Page and application data records:
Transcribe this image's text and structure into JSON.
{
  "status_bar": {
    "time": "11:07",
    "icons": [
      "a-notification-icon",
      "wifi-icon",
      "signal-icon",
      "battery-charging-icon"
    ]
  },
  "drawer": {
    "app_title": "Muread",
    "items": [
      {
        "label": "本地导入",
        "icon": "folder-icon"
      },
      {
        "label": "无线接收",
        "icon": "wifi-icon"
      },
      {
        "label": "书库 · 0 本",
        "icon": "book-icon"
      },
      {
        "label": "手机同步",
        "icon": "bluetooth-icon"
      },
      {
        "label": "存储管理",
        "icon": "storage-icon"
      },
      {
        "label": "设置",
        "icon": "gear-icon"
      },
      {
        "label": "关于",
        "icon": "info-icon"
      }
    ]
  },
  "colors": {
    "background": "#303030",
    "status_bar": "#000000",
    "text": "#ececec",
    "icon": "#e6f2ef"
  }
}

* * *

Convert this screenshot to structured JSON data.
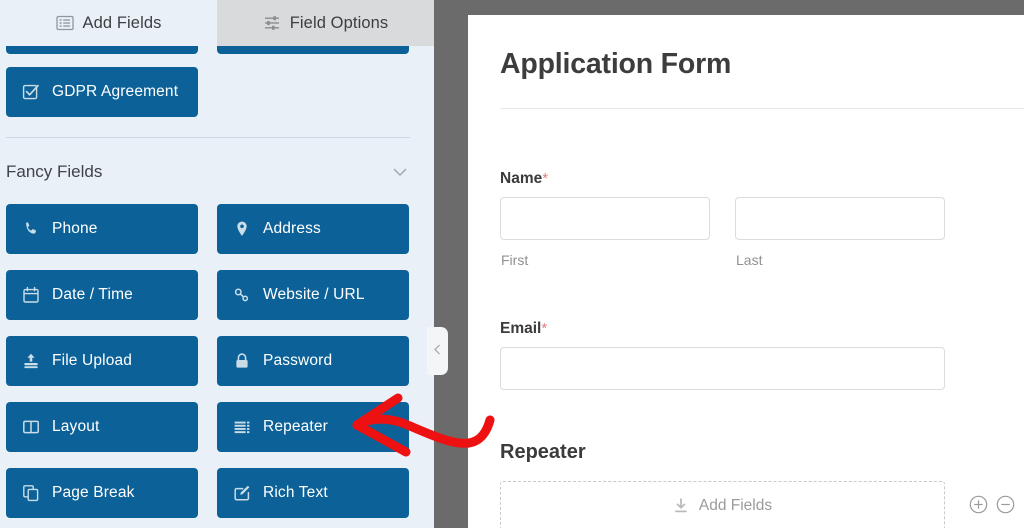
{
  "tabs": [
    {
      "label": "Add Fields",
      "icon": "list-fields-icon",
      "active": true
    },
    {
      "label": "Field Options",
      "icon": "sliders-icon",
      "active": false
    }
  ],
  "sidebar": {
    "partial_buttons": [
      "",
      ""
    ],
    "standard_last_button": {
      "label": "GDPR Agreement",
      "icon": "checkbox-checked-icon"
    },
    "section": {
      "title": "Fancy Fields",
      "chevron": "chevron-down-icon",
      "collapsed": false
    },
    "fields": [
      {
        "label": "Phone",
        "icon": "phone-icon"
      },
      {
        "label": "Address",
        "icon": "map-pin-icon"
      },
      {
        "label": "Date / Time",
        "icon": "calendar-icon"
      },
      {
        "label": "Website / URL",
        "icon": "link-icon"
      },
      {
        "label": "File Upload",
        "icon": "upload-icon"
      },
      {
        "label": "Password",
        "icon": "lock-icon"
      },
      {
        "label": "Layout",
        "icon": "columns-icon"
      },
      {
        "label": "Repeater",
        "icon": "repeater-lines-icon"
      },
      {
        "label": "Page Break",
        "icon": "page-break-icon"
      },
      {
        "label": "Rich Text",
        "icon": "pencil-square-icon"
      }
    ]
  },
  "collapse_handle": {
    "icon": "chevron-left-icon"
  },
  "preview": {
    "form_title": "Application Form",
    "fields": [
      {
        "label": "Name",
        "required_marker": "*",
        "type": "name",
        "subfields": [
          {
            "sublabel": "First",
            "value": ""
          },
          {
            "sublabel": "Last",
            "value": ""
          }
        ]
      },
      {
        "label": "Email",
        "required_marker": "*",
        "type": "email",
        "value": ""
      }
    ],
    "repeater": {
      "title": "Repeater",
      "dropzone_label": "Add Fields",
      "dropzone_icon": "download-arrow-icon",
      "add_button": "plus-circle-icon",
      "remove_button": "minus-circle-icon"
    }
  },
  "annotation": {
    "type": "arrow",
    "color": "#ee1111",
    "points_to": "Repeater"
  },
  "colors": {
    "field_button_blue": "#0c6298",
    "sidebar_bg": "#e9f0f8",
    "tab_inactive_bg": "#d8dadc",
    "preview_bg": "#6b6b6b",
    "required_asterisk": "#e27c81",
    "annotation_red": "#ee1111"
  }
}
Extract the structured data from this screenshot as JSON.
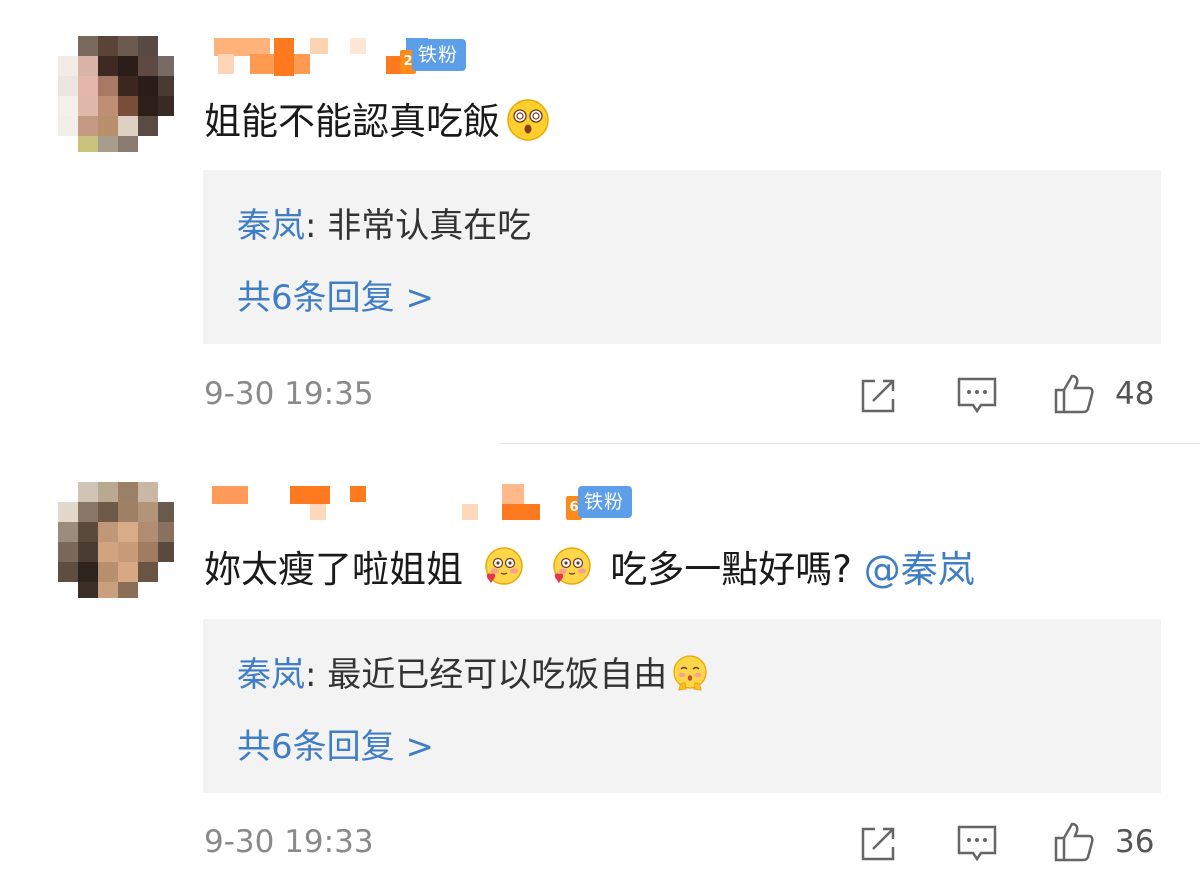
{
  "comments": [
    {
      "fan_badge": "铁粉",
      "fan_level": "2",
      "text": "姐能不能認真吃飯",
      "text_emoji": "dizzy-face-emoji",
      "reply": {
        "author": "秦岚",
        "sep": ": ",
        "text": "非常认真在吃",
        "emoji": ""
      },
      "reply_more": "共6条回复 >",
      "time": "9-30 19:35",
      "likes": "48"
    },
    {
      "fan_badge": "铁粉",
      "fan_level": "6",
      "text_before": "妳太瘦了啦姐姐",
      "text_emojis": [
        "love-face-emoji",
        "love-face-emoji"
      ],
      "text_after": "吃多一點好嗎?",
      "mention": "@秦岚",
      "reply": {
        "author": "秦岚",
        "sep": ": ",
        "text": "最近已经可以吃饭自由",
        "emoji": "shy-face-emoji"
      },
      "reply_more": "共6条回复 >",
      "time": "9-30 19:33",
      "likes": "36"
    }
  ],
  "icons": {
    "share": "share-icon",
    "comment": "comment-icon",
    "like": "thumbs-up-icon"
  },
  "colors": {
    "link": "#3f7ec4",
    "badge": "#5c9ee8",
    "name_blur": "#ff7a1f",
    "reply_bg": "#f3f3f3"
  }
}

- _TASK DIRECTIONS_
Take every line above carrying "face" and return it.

- _PROBLEM SOLUTION_
      "text_emoji": "dizzy-face-emoji",
        "love-face-emoji",
        "love-face-emoji"
        "emoji": "shy-face-emoji"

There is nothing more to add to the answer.